- **Task objective**
Which lines of the entries contain the string "Windows"? Copy each of them.

- **Data provided**

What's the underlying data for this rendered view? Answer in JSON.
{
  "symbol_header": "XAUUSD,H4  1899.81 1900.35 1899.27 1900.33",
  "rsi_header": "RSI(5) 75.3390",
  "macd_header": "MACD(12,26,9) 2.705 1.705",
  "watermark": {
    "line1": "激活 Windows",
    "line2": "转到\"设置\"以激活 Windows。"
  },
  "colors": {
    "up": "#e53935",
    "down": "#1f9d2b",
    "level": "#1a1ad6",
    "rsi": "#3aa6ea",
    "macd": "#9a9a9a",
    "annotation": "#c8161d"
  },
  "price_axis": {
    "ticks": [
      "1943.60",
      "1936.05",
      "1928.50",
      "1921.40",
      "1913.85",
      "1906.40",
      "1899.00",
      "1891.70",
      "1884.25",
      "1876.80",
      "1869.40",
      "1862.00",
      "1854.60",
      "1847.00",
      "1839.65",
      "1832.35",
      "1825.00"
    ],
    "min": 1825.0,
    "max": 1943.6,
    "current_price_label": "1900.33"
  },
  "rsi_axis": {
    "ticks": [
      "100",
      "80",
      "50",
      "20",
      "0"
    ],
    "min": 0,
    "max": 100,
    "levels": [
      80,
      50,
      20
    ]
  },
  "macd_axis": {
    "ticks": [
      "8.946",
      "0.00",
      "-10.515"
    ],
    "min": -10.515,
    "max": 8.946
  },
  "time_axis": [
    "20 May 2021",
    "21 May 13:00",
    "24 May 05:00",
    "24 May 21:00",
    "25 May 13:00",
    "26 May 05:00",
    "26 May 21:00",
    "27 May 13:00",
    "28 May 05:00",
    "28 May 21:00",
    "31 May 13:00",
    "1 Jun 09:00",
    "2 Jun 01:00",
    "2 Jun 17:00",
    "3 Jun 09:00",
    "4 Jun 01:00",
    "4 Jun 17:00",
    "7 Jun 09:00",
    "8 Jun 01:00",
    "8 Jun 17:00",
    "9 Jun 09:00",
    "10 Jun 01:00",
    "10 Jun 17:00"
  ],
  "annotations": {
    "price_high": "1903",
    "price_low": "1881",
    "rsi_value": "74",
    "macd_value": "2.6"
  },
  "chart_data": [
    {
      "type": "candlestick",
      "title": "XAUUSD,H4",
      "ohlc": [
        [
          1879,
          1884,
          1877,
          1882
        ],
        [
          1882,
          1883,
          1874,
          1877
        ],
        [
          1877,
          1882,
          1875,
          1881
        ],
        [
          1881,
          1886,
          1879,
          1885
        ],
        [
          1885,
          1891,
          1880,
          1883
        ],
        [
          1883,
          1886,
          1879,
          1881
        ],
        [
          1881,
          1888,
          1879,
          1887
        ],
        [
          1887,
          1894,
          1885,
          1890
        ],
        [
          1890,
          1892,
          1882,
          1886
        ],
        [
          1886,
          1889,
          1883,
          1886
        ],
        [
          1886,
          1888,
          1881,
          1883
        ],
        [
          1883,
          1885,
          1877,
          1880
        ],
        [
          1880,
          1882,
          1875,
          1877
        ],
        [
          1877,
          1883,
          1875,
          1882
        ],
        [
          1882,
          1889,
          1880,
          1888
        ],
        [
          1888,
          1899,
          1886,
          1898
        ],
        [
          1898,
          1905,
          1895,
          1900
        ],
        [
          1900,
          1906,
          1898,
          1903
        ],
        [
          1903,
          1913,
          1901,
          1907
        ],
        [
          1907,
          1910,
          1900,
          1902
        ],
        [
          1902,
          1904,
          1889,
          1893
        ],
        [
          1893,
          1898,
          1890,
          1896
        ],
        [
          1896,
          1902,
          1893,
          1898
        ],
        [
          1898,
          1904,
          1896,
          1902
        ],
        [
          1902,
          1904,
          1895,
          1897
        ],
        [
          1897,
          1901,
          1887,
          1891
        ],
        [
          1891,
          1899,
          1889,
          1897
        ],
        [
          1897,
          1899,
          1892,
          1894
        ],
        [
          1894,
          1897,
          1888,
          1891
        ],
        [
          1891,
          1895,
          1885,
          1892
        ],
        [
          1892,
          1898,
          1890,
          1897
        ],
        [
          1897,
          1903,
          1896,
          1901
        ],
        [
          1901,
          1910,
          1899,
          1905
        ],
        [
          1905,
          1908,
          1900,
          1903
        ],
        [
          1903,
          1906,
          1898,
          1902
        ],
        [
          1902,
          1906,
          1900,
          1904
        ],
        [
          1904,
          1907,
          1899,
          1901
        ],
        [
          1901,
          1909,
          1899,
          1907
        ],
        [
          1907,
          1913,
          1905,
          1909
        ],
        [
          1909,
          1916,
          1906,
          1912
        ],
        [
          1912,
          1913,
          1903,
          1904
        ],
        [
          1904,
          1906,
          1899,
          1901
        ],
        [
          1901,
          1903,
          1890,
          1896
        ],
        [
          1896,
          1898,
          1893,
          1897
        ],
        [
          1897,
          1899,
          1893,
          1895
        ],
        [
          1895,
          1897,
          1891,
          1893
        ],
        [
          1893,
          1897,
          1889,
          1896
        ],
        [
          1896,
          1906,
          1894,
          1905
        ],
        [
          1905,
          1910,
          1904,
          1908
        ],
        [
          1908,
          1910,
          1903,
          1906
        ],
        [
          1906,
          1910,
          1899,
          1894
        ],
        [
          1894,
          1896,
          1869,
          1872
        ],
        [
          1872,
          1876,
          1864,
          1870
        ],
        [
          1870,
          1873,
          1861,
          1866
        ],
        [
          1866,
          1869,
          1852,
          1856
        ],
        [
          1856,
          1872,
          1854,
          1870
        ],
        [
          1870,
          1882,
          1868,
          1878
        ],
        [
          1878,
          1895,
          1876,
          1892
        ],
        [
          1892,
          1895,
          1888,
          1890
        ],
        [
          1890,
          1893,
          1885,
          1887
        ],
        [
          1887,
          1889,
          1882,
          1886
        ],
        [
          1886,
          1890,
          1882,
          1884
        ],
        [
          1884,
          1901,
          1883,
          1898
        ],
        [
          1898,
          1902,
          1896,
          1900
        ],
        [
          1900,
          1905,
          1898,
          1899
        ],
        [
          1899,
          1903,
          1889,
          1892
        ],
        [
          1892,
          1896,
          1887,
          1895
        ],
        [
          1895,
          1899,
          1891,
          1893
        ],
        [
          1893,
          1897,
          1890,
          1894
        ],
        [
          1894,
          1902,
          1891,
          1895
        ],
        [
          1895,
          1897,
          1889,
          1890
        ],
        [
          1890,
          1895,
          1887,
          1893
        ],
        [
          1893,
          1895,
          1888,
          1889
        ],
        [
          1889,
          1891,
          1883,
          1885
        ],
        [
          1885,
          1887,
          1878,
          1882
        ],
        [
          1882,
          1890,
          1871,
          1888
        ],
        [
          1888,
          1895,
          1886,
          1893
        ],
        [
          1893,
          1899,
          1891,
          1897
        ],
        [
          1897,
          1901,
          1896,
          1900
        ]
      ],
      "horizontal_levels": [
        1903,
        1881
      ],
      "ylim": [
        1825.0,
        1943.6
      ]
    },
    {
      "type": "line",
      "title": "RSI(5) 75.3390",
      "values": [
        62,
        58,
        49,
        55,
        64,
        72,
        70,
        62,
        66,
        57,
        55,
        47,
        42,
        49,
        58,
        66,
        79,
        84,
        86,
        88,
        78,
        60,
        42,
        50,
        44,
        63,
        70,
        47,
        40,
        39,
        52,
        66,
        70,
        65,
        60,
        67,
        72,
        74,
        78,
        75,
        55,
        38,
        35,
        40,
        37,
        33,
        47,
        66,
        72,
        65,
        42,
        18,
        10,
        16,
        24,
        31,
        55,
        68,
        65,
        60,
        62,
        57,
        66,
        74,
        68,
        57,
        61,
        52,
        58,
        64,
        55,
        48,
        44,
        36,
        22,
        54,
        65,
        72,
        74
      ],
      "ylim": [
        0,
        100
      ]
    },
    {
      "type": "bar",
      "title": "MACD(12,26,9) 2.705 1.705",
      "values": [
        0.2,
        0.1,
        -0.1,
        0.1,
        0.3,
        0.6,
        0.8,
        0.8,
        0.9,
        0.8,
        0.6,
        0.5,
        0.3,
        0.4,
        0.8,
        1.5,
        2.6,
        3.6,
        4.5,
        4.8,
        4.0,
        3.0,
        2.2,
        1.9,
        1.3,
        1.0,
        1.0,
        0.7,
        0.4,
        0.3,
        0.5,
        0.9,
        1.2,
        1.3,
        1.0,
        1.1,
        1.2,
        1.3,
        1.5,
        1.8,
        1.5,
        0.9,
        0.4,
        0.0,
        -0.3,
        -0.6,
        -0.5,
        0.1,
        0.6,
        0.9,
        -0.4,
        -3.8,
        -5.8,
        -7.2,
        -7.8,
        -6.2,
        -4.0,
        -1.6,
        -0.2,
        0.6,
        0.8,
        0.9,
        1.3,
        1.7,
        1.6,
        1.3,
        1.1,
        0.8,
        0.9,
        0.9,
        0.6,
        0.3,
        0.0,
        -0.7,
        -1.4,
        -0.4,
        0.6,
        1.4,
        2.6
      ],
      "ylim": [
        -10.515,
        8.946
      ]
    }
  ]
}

- **Output**
    "line1": "激活 Windows",
    "line2": "转到\"设置\"以激活 Windows。"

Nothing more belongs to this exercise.